TASK MATERIAL:
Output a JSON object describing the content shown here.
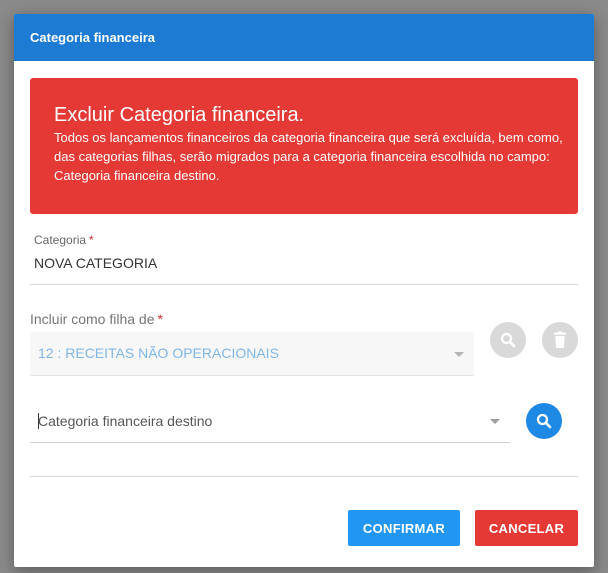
{
  "dialog": {
    "title": "Categoria financeira"
  },
  "alert": {
    "title": "Excluir Categoria financeira.",
    "message": "Todos os lançamentos financeiros da categoria financeira que será excluída, bem como, das categorias filhas, serão migrados para a categoria financeira escolhida no campo: Categoria financeira destino."
  },
  "form": {
    "categoria_label": "Categoria",
    "categoria_value": "NOVA CATEGORIA",
    "filha_label": "Incluir como filha de",
    "filha_value": "12 : RECEITAS NÃO OPERACIONAIS",
    "destino_placeholder": "Categoria financeira destino",
    "required_mark": "*"
  },
  "actions": {
    "confirm_label": "CONFIRMAR",
    "cancel_label": "CANCELAR"
  },
  "colors": {
    "header": "#1e7bd3",
    "alert": "#e53935",
    "confirm": "#2196f3",
    "cancel": "#e53935"
  },
  "icons": {
    "search": "magnifier-icon",
    "delete": "trash-icon"
  }
}
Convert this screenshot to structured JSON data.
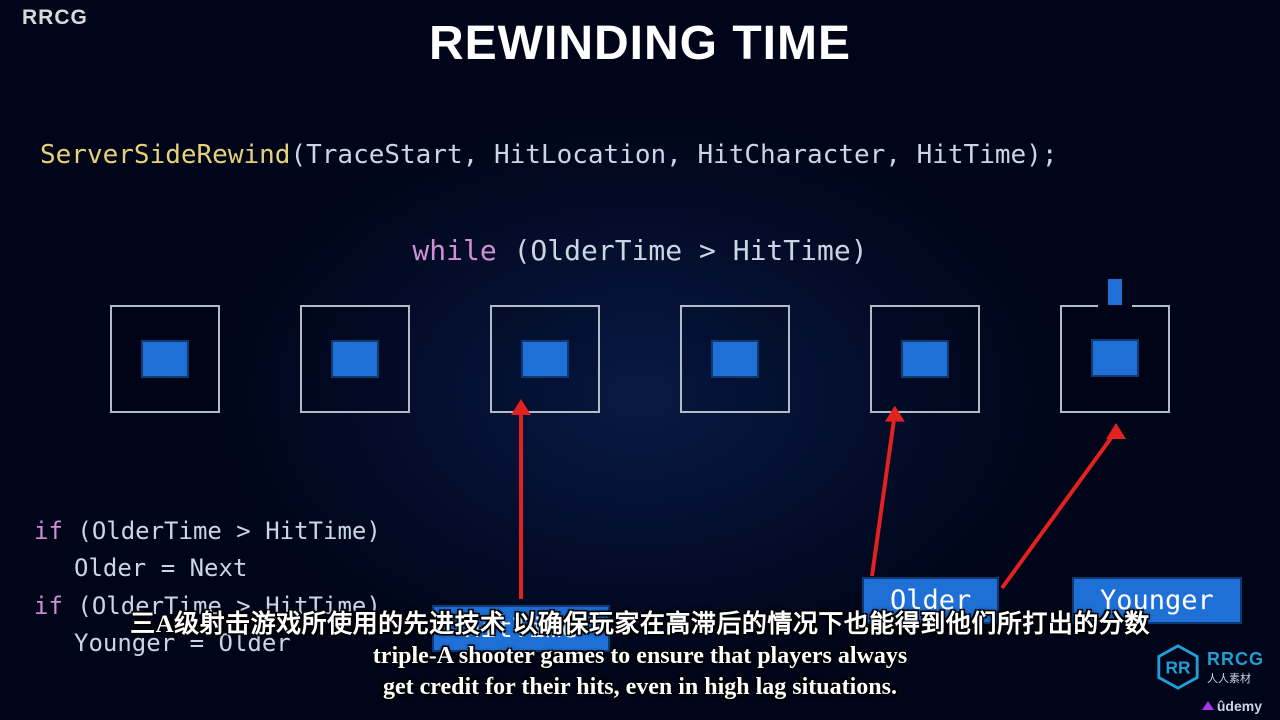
{
  "watermark_tl": "RRCG",
  "title": "REWINDING TIME",
  "code1": {
    "func": "ServerSideRewind",
    "args": "TraceStart, HitLocation, HitCharacter, HitTime"
  },
  "code2": {
    "kw": "while",
    "cond": "OlderTime > HitTime"
  },
  "code_block": {
    "l1_kw": "if",
    "l1_cond": "OlderTime > HitTime",
    "l2": "Older = Next",
    "l3_kw": "if",
    "l3_cond": "OlderTime > HitTime",
    "l4": "Younger = Older"
  },
  "labels": {
    "older": "Older",
    "younger": "Younger",
    "hittime": "HitTime"
  },
  "subs": {
    "cn": "三A级射击游戏所使用的先进技术 以确保玩家在高滞后的情况下也能得到他们所打出的分数",
    "en1": "triple-A shooter games to ensure that players always",
    "en2": "get credit for their hits, even in high lag situations."
  },
  "logo": {
    "name": "RRCG",
    "sub": "人人素材",
    "platform": "ûdemy"
  },
  "frame_count": 6
}
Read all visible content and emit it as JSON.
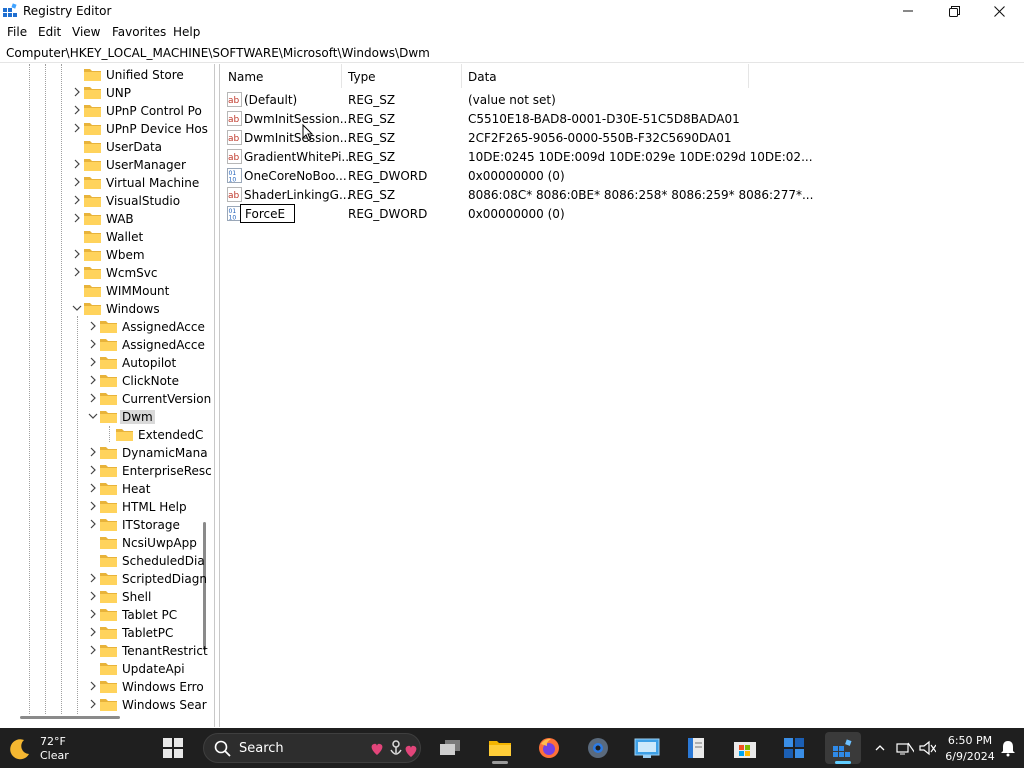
{
  "window": {
    "title": "Registry Editor",
    "minimize_icon": "minimize-icon",
    "maximize_icon": "restore-icon",
    "close_icon": "close-icon"
  },
  "menu": [
    "File",
    "Edit",
    "View",
    "Favorites",
    "Help"
  ],
  "address": {
    "path": "Computer\\HKEY_LOCAL_MACHINE\\SOFTWARE\\Microsoft\\Windows\\Dwm"
  },
  "tree": {
    "items": [
      {
        "label": "Unified Store",
        "expander": false
      },
      {
        "label": "UNP",
        "expander": true
      },
      {
        "label": "UPnP Control Po",
        "expander": true
      },
      {
        "label": "UPnP Device Hos",
        "expander": true
      },
      {
        "label": "UserData",
        "expander": false
      },
      {
        "label": "UserManager",
        "expander": true
      },
      {
        "label": "Virtual Machine",
        "expander": true
      },
      {
        "label": "VisualStudio",
        "expander": true
      },
      {
        "label": "WAB",
        "expander": true
      },
      {
        "label": "Wallet",
        "expander": false
      },
      {
        "label": "Wbem",
        "expander": true
      },
      {
        "label": "WcmSvc",
        "expander": true
      },
      {
        "label": "WIMMount",
        "expander": false
      },
      {
        "label": "Windows",
        "expander": "open"
      },
      {
        "label": "AssignedAcce",
        "expander": true
      },
      {
        "label": "AssignedAcce",
        "expander": true
      },
      {
        "label": "Autopilot",
        "expander": true
      },
      {
        "label": "ClickNote",
        "expander": true
      },
      {
        "label": "CurrentVersion",
        "expander": true
      },
      {
        "label": "Dwm",
        "expander": "open",
        "selected": true
      },
      {
        "label": "ExtendedC",
        "expander": false
      },
      {
        "label": "DynamicMana",
        "expander": true
      },
      {
        "label": "EnterpriseResc",
        "expander": true
      },
      {
        "label": "Heat",
        "expander": true
      },
      {
        "label": "HTML Help",
        "expander": true
      },
      {
        "label": "ITStorage",
        "expander": true
      },
      {
        "label": "NcsiUwpApp",
        "expander": false
      },
      {
        "label": "ScheduledDia",
        "expander": false
      },
      {
        "label": "ScriptedDiagn",
        "expander": true
      },
      {
        "label": "Shell",
        "expander": true
      },
      {
        "label": "Tablet PC",
        "expander": true
      },
      {
        "label": "TabletPC",
        "expander": true
      },
      {
        "label": "TenantRestrict",
        "expander": true
      },
      {
        "label": "UpdateApi",
        "expander": false
      },
      {
        "label": "Windows Erro",
        "expander": true
      },
      {
        "label": "Windows Sear",
        "expander": true
      }
    ]
  },
  "list": {
    "columns": [
      "Name",
      "Type",
      "Data"
    ],
    "rows": [
      {
        "icon": "string-value-icon",
        "name": "(Default)",
        "type": "REG_SZ",
        "data": "(value not set)"
      },
      {
        "icon": "string-value-icon",
        "name": "DwmInitSession...",
        "type": "REG_SZ",
        "data": "C5510E18-BAD8-0001-D30E-51C5D8BADA01"
      },
      {
        "icon": "string-value-icon",
        "name": "DwmInitSession...",
        "type": "REG_SZ",
        "data": "2CF2F265-9056-0000-550B-F32C5690DA01"
      },
      {
        "icon": "string-value-icon",
        "name": "GradientWhitePi...",
        "type": "REG_SZ",
        "data": "10DE:0245 10DE:009d 10DE:029e 10DE:029d 10DE:02..."
      },
      {
        "icon": "dword-value-icon",
        "name": "OneCoreNoBoo...",
        "type": "REG_DWORD",
        "data": "0x00000000 (0)"
      },
      {
        "icon": "string-value-icon",
        "name": "ShaderLinkingG...",
        "type": "REG_SZ",
        "data": "8086:08C* 8086:0BE* 8086:258* 8086:259* 8086:277*..."
      },
      {
        "icon": "dword-value-icon",
        "name": "ForceE",
        "type": "REG_DWORD",
        "data": "0x00000000 (0)",
        "editing": true
      }
    ]
  },
  "taskbar": {
    "weather": {
      "temp": "72°F",
      "condition": "Clear"
    },
    "search_label": "Search",
    "apps": [
      "start-icon",
      "search-icon",
      "task-view-icon",
      "file-explorer-icon",
      "firefox-icon",
      "settings-icon",
      "control-panel-icon",
      "notepad-icon",
      "store-icon",
      "start-menu-app-icon",
      "registry-editor-icon"
    ],
    "clock": {
      "time": "6:50 PM",
      "date": "6/9/2024"
    }
  }
}
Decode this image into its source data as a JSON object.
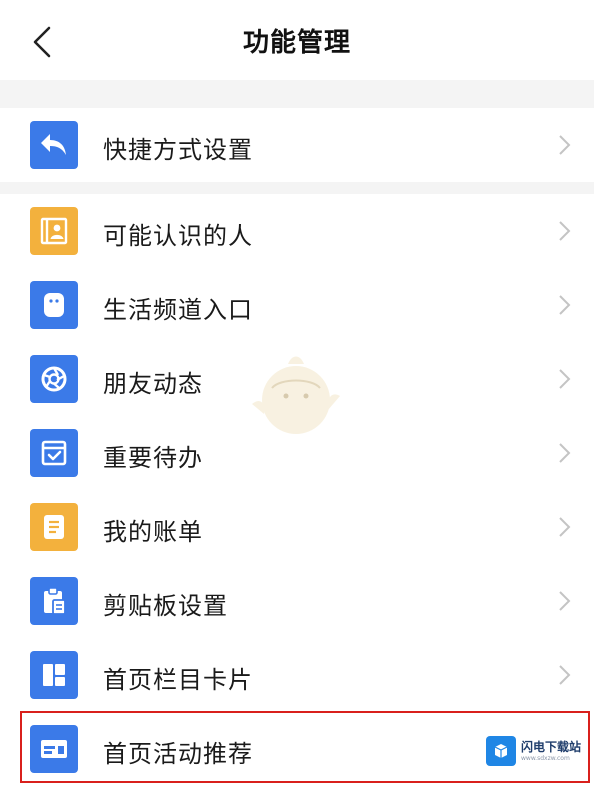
{
  "header": {
    "title": "功能管理"
  },
  "items": [
    {
      "label": "快捷方式设置",
      "icon": "reply-arrow-icon",
      "color": "#3b7ae8"
    },
    {
      "label": "可能认识的人",
      "icon": "contact-card-icon",
      "color": "#f3b13d"
    },
    {
      "label": "生活频道入口",
      "icon": "life-channel-icon",
      "color": "#3b7ae8"
    },
    {
      "label": "朋友动态",
      "icon": "aperture-icon",
      "color": "#3b7ae8"
    },
    {
      "label": "重要待办",
      "icon": "todo-check-icon",
      "color": "#3b7ae8"
    },
    {
      "label": "我的账单",
      "icon": "bill-document-icon",
      "color": "#f3b13d"
    },
    {
      "label": "剪贴板设置",
      "icon": "clipboard-icon",
      "color": "#3b7ae8"
    },
    {
      "label": "首页栏目卡片",
      "icon": "grid-cards-icon",
      "color": "#3b7ae8"
    },
    {
      "label": "首页活动推荐",
      "icon": "banner-card-icon",
      "color": "#3b7ae8"
    }
  ],
  "watermark": {
    "name": "闪电下载站",
    "url": "www.sdxzw.com"
  },
  "accent_colors": {
    "blue": "#3b7ae8",
    "orange": "#f3b13d",
    "highlight_red": "#d9201c"
  }
}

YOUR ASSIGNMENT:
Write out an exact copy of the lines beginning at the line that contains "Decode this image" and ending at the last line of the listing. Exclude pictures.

WRITTEN ANSWER:
Decode this image into its source data as a JSON object.
{
  "header": {
    "title": "功能管理"
  },
  "items": [
    {
      "label": "快捷方式设置",
      "icon": "reply-arrow-icon",
      "color": "#3b7ae8"
    },
    {
      "label": "可能认识的人",
      "icon": "contact-card-icon",
      "color": "#f3b13d"
    },
    {
      "label": "生活频道入口",
      "icon": "life-channel-icon",
      "color": "#3b7ae8"
    },
    {
      "label": "朋友动态",
      "icon": "aperture-icon",
      "color": "#3b7ae8"
    },
    {
      "label": "重要待办",
      "icon": "todo-check-icon",
      "color": "#3b7ae8"
    },
    {
      "label": "我的账单",
      "icon": "bill-document-icon",
      "color": "#f3b13d"
    },
    {
      "label": "剪贴板设置",
      "icon": "clipboard-icon",
      "color": "#3b7ae8"
    },
    {
      "label": "首页栏目卡片",
      "icon": "grid-cards-icon",
      "color": "#3b7ae8"
    },
    {
      "label": "首页活动推荐",
      "icon": "banner-card-icon",
      "color": "#3b7ae8"
    }
  ],
  "watermark": {
    "name": "闪电下载站",
    "url": "www.sdxzw.com"
  },
  "accent_colors": {
    "blue": "#3b7ae8",
    "orange": "#f3b13d",
    "highlight_red": "#d9201c"
  }
}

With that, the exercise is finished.